(Web page and app entries)

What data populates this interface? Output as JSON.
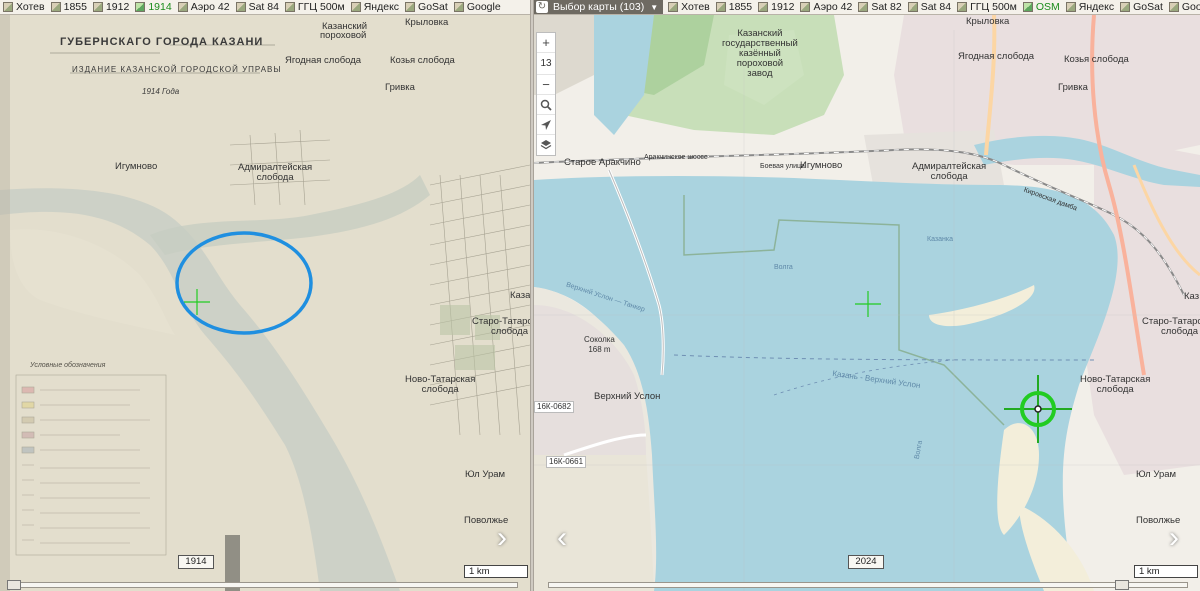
{
  "left": {
    "layers": [
      {
        "icon": "map-thumb-icon",
        "label": "Хотев",
        "active": false
      },
      {
        "icon": "map-thumb-icon",
        "label": "1855",
        "active": false
      },
      {
        "icon": "map-thumb-icon",
        "label": "1912",
        "active": false
      },
      {
        "icon": "map-thumb-icon",
        "label": "1914",
        "active": true
      },
      {
        "icon": "map-thumb-icon",
        "label": "Аэро 42",
        "active": false
      },
      {
        "icon": "map-thumb-icon",
        "label": "Sat 84",
        "active": false
      },
      {
        "icon": "map-thumb-icon",
        "label": "ГГЦ 500м",
        "active": false
      },
      {
        "icon": "map-thumb-icon",
        "label": "Яндекс",
        "active": false
      },
      {
        "icon": "map-thumb-icon",
        "label": "GoSat",
        "active": false
      },
      {
        "icon": "map-thumb-icon",
        "label": "Google",
        "active": false
      }
    ],
    "map_title_line1": "ГУБЕРНСКАГО ГОРОДА КАЗАНИ",
    "map_title_line2": "ИЗДАНИЕ КАЗАНСКОЙ ГОРОДСКОЙ УПРАВЫ",
    "map_year_script": "1914 Года",
    "labels": {
      "kazansky": "Казанский",
      "porokhovoy": "пороховой",
      "krylovka": "Крыловка",
      "yagodnaya": "Ягодная слобода",
      "kozya": "Козья слобода",
      "grivka": "Гривка",
      "igumnovo": "Игумново",
      "admiralteyskaya": "Адмиралтейская\nслобода",
      "kazan": "Казань",
      "staro": "Старо-Татарская\nслобода",
      "novo": "Ново-Татарская\nслобода",
      "yulural": "Юл Урам",
      "povolzhye": "Поволжье",
      "legend_title": "Условные обозначения"
    },
    "year_badge": "1914",
    "scale": "1 km",
    "next_arrow": "›"
  },
  "right": {
    "map_select": "Выбор карты (103)",
    "layers": [
      {
        "icon": "map-thumb-icon",
        "label": "Хотев",
        "active": false
      },
      {
        "icon": "map-thumb-icon",
        "label": "1855",
        "active": false
      },
      {
        "icon": "map-thumb-icon",
        "label": "1912",
        "active": false
      },
      {
        "icon": "map-thumb-icon",
        "label": "Аэро 42",
        "active": false
      },
      {
        "icon": "map-thumb-icon",
        "label": "Sat 82",
        "active": false
      },
      {
        "icon": "map-thumb-icon",
        "label": "Sat 84",
        "active": false
      },
      {
        "icon": "map-thumb-icon",
        "label": "ГГЦ 500м",
        "active": false
      },
      {
        "icon": "map-thumb-icon",
        "label": "OSM",
        "active": true
      },
      {
        "icon": "map-thumb-icon",
        "label": "Яндекс",
        "active": false
      },
      {
        "icon": "map-thumb-icon",
        "label": "GoSat",
        "active": false
      },
      {
        "icon": "map-thumb-icon",
        "label": "Google",
        "active": false
      }
    ],
    "zoom_in": "+",
    "zoom_level": "13",
    "zoom_out": "−",
    "labels": {
      "factory": "Казанский\nгосударственный\nказённый\nпороховой\nзавод",
      "krylovka": "Крыловка",
      "yagodnaya": "Ягодная слобода",
      "kozya": "Козья слобода",
      "grivka": "Гривка",
      "staroe_arakchino": "Старое Аракчино",
      "arakchinskoe_shosse": "Аракчинское шоссе",
      "boevaya": "Боевая улица",
      "igumnovo": "Игумново",
      "admiralteyskaya": "Адмиралтейская\nслобода",
      "volga": "Волга",
      "kazanka": "Казанка",
      "verkhny_uslon_river": "Верхний Услон — Танкер",
      "sokolka": "Соколка\n168 m",
      "verkhny_uslon": "Верхний Услон",
      "road1": "16К-0682",
      "road2": "16К-0661",
      "ferry": "Казань - Верхний Услон",
      "volga2": "Волга",
      "kirovskaya": "Кировская дамба",
      "kaz": "Каз",
      "staro": "Старо-Татарская\nслобода",
      "novo": "Ново-Татарская\nслобода",
      "yulural": "Юл Урам",
      "povolzhye": "Поволжье"
    },
    "year_badge": "2024",
    "scale": "1 km",
    "prev_arrow": "‹",
    "next_arrow": "›"
  },
  "colors": {
    "water": "#aad3df",
    "land": "#f2efe9",
    "forest": "#add19e",
    "old_paper": "#ded9c6",
    "old_water": "#c9cfc5",
    "marker_green": "#22cc22",
    "circle_blue": "#1f8fe0",
    "active_layer": "#1b8c1b"
  }
}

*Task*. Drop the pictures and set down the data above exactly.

*Problem solution*.
What data populates this interface? Output as JSON.
{
  "left": {
    "layers": [
      {
        "icon": "map-thumb-icon",
        "label": "Хотев",
        "active": false
      },
      {
        "icon": "map-thumb-icon",
        "label": "1855",
        "active": false
      },
      {
        "icon": "map-thumb-icon",
        "label": "1912",
        "active": false
      },
      {
        "icon": "map-thumb-icon",
        "label": "1914",
        "active": true
      },
      {
        "icon": "map-thumb-icon",
        "label": "Аэро 42",
        "active": false
      },
      {
        "icon": "map-thumb-icon",
        "label": "Sat 84",
        "active": false
      },
      {
        "icon": "map-thumb-icon",
        "label": "ГГЦ 500м",
        "active": false
      },
      {
        "icon": "map-thumb-icon",
        "label": "Яндекс",
        "active": false
      },
      {
        "icon": "map-thumb-icon",
        "label": "GoSat",
        "active": false
      },
      {
        "icon": "map-thumb-icon",
        "label": "Google",
        "active": false
      }
    ],
    "map_title_line1": "ГУБЕРНСКАГО ГОРОДА КАЗАНИ",
    "map_title_line2": "ИЗДАНИЕ КАЗАНСКОЙ ГОРОДСКОЙ УПРАВЫ",
    "map_year_script": "1914 Года",
    "labels": {
      "kazansky": "Казанский",
      "porokhovoy": "пороховой",
      "krylovka": "Крыловка",
      "yagodnaya": "Ягодная слобода",
      "kozya": "Козья слобода",
      "grivka": "Гривка",
      "igumnovo": "Игумново",
      "admiralteyskaya": "Адмиралтейская\nслобода",
      "kazan": "Казань",
      "staro": "Старо-Татарская\nслобода",
      "novo": "Ново-Татарская\nслобода",
      "yulural": "Юл Урам",
      "povolzhye": "Поволжье",
      "legend_title": "Условные обозначения"
    },
    "year_badge": "1914",
    "scale": "1 km",
    "next_arrow": "›"
  },
  "right": {
    "map_select": "Выбор карты (103)",
    "layers": [
      {
        "icon": "map-thumb-icon",
        "label": "Хотев",
        "active": false
      },
      {
        "icon": "map-thumb-icon",
        "label": "1855",
        "active": false
      },
      {
        "icon": "map-thumb-icon",
        "label": "1912",
        "active": false
      },
      {
        "icon": "map-thumb-icon",
        "label": "Аэро 42",
        "active": false
      },
      {
        "icon": "map-thumb-icon",
        "label": "Sat 82",
        "active": false
      },
      {
        "icon": "map-thumb-icon",
        "label": "Sat 84",
        "active": false
      },
      {
        "icon": "map-thumb-icon",
        "label": "ГГЦ 500м",
        "active": false
      },
      {
        "icon": "map-thumb-icon",
        "label": "OSM",
        "active": true
      },
      {
        "icon": "map-thumb-icon",
        "label": "Яндекс",
        "active": false
      },
      {
        "icon": "map-thumb-icon",
        "label": "GoSat",
        "active": false
      },
      {
        "icon": "map-thumb-icon",
        "label": "Google",
        "active": false
      }
    ],
    "zoom_in": "+",
    "zoom_level": "13",
    "zoom_out": "−",
    "labels": {
      "factory": "Казанский\nгосударственный\nказённый\nпороховой\nзавод",
      "krylovka": "Крыловка",
      "yagodnaya": "Ягодная слобода",
      "kozya": "Козья слобода",
      "grivka": "Гривка",
      "staroe_arakchino": "Старое Аракчино",
      "arakchinskoe_shosse": "Аракчинское шоссе",
      "boevaya": "Боевая улица",
      "igumnovo": "Игумново",
      "admiralteyskaya": "Адмиралтейская\nслобода",
      "volga": "Волга",
      "kazanka": "Казанка",
      "verkhny_uslon_river": "Верхний Услон — Танкер",
      "sokolka": "Соколка\n168 m",
      "verkhny_uslon": "Верхний Услон",
      "road1": "16К-0682",
      "road2": "16К-0661",
      "ferry": "Казань - Верхний Услон",
      "volga2": "Волга",
      "kirovskaya": "Кировская дамба",
      "kaz": "Каз",
      "staro": "Старо-Татарская\nслобода",
      "novo": "Ново-Татарская\nслобода",
      "yulural": "Юл Урам",
      "povolzhye": "Поволжье"
    },
    "year_badge": "2024",
    "scale": "1 km",
    "prev_arrow": "‹",
    "next_arrow": "›"
  },
  "colors": {
    "water": "#aad3df",
    "land": "#f2efe9",
    "forest": "#add19e",
    "old_paper": "#ded9c6",
    "old_water": "#c9cfc5",
    "marker_green": "#22cc22",
    "circle_blue": "#1f8fe0",
    "active_layer": "#1b8c1b"
  }
}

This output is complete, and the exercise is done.